Peter Krsko's residency is presented by the UW-Madison Arts Institute and hosted by the Department of Biological Systems Engineering. Co-sponsors include the Departments of Art, Design Studies, and Physics. The visiting artists are Dan Steinhilber and Katie Schofield.
Through interaction with the students, Krsko focuses on developing a new body of sculptural work and project-oriented lesson plans that further promote the topics of biomimetic/bioinspired art and science/art intersection to the general public.
About the Residency
The goal of this residency is to develop novel concepts, methods and materials in order to create new artwork, and more importantly, advance new bioinspired solutions to current societal challenges. Krsko will focus on student interaction, project-oriented learning and the development of new original artwork. This artwork will be exhibited in a gallery and published in this online resource www.zoethica.com, with the goal of continuing to educate the public about bioinspired systems after the residency’s conclusion.
Course: BSE 375 / Art 469/ Design Studies 469 - Interdisciplinary Studies in the Arts
Title: Zoethica: Bioinspired Art and Science
Day/Time: Tuesdays/Thursdays, 4:30 - 6:00 pm
Limit: 18 students from any discipline
Students will engage in a hands-on study of the natural world utilizing modern instrumentation. Krsko will guide students to observe natural materials, organizsms and systems at micro-, meso- and macroscopic levels. During this process, students will analyze artistic and scientific approaches to studying nature and develop novel materials and systems based on natural concepts. The students will review current literature, engage in lab measurements and develop their own artwork (to be exhibited at the end of the semester) as well as creating bioinspired STEAM curricula for the Zoethica website.

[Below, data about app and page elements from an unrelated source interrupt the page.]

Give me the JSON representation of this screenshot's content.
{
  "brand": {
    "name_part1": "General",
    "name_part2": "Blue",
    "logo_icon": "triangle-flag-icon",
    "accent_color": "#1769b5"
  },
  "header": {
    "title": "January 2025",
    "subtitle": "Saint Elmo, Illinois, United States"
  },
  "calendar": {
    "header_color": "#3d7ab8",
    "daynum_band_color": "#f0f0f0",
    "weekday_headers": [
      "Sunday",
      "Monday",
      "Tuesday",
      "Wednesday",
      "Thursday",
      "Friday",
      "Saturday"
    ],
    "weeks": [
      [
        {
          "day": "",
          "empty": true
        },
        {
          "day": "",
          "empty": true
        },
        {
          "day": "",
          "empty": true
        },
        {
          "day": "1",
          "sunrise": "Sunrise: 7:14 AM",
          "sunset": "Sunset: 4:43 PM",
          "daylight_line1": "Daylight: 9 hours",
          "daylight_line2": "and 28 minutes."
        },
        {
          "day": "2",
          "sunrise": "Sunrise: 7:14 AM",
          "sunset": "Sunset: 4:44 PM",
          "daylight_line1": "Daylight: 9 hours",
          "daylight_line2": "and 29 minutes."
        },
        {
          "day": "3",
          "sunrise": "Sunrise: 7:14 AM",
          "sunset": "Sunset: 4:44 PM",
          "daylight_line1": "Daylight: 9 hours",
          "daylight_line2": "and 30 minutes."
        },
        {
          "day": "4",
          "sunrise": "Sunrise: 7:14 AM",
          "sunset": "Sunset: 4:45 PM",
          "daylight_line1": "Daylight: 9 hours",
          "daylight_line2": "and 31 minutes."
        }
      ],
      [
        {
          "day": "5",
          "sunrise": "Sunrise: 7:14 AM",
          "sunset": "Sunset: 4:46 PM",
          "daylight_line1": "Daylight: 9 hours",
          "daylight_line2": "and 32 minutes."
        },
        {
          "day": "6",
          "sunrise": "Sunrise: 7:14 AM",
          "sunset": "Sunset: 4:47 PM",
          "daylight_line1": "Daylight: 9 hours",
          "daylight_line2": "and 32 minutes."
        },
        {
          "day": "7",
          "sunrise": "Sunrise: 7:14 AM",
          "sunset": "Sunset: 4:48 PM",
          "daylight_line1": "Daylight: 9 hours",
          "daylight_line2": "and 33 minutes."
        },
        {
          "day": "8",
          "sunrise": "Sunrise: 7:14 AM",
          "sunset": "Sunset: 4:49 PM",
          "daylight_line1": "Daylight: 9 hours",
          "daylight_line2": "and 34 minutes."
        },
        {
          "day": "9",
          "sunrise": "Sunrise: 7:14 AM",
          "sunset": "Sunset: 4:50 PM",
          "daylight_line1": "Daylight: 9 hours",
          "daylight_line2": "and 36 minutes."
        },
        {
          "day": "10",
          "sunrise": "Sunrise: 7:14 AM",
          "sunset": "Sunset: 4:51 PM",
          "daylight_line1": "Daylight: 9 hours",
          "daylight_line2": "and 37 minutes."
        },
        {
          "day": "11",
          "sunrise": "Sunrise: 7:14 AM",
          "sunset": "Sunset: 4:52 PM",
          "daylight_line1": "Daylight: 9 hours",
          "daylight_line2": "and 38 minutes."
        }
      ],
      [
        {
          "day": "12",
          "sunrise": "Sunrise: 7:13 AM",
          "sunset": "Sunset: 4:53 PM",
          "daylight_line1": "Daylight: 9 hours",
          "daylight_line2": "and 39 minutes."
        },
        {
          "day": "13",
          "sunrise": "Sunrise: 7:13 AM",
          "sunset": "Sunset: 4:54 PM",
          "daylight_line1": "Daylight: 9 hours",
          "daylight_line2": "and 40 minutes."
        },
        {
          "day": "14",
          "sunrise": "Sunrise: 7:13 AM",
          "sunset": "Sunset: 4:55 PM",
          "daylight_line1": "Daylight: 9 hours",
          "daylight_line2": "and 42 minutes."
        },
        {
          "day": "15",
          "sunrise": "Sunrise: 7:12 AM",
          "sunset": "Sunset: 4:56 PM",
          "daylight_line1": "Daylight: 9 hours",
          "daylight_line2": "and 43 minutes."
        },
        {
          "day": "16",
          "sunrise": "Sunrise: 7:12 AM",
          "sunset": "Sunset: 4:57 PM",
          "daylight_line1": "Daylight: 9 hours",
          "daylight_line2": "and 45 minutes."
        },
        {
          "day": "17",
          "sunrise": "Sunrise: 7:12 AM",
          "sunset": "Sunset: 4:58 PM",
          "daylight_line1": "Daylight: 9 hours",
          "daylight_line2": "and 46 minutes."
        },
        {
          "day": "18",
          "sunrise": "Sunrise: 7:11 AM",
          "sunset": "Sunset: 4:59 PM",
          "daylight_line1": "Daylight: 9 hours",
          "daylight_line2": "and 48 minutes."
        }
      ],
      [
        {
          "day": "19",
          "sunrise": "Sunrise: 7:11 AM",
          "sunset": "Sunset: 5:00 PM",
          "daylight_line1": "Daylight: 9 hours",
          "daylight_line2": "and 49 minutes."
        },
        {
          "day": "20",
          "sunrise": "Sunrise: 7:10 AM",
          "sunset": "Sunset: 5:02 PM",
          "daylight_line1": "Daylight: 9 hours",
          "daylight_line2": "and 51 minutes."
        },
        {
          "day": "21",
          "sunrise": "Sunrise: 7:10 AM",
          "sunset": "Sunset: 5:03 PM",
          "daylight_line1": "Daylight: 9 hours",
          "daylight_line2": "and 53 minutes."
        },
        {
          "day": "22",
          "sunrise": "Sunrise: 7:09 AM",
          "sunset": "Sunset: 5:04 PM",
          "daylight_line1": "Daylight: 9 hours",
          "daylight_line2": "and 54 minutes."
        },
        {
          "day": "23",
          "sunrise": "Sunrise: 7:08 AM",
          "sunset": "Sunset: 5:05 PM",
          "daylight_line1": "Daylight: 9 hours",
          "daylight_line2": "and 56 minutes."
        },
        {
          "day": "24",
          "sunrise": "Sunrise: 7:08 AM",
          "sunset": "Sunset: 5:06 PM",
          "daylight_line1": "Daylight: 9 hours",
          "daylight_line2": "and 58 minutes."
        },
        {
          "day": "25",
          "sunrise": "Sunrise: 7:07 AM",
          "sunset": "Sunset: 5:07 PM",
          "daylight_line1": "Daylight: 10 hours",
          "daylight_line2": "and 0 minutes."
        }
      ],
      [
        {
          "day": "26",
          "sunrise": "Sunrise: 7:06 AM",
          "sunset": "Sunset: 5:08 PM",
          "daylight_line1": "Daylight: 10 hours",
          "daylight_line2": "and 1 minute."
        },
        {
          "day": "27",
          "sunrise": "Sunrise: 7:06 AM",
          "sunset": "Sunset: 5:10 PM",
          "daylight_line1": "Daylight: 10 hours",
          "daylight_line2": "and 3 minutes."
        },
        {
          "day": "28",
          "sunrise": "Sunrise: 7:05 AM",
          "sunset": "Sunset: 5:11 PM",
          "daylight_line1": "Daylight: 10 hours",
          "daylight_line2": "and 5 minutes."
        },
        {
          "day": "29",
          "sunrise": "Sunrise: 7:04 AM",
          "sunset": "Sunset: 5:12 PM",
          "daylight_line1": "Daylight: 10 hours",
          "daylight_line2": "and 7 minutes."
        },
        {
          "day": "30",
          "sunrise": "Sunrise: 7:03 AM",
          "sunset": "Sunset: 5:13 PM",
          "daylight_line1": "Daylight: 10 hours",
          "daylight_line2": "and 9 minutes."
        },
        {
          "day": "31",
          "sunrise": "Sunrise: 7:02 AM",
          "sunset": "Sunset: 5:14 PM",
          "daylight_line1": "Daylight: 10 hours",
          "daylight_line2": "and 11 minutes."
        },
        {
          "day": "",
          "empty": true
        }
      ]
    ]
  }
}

In 2006, while working on a Ph.D. in Biophysics and Materials Science, Krsko discovered a way to use a traditional scanning electron microscope as a focused electron beam lithography instrument, enabling him to create artwork viewable only with a microscope.
After receiving his degree, Krsko was awarded a fellowship at the National Institutes of Health, where his interests expanded into medically-relevant biological communities, bacterial biofilms, bioinspired materials, colors and vision and the combination of science and art in order to develop unique lesson plans for young students. He continues providing educational services to schools, summer camps, after-school programs and correctional facilities today.
Krsko also creates collaborative and community public art, such as sculptures and murals, inspired by biological concepts of diversity, differentiation, participation and co-ownership. His sculptural installations mimic the structure and form of natural entities as well as the dynamics and laws of interactions among members of the ecosystems. This work has been presented in numerous galleries, festivals and publications.
Katie Schofield combines traditional crocheting techniques with new material and hyperbolic geometries. The resulting sculptures share many similarities with sea coral, especially the large surface area to volume ratio. The corals, as organisms residing on the sea bottom, intake nutrients by filtering their environment. The more water they can filter through their bodies, the more nutrients they obtain.
Schofield explores unique ways to maximize the surface area of her pieces by group assemblies of hyperbolic shapes. Working with Schofield, the students will stretch their mathematical imagination literally into new dimensions.
Dan Steinhilber is a sculptor, whose original approach to utilizing new sculptural material has been widely noted. His recent research and development in areas of robotics and mechanical systems is inspired by soft body organisms, such as jellyfish or unicellular organism. His artwork explores very similar approaches in order to reach new definition of shape and volume, whether static or dynamic.
Besides transforming two-dimensional shapes into three-dimensional objects, the students through Steinhilber's lessons will also get a chance to investigate fluid mechanics, pressure gradients and how a system in equilibrium results in a mechanical movement.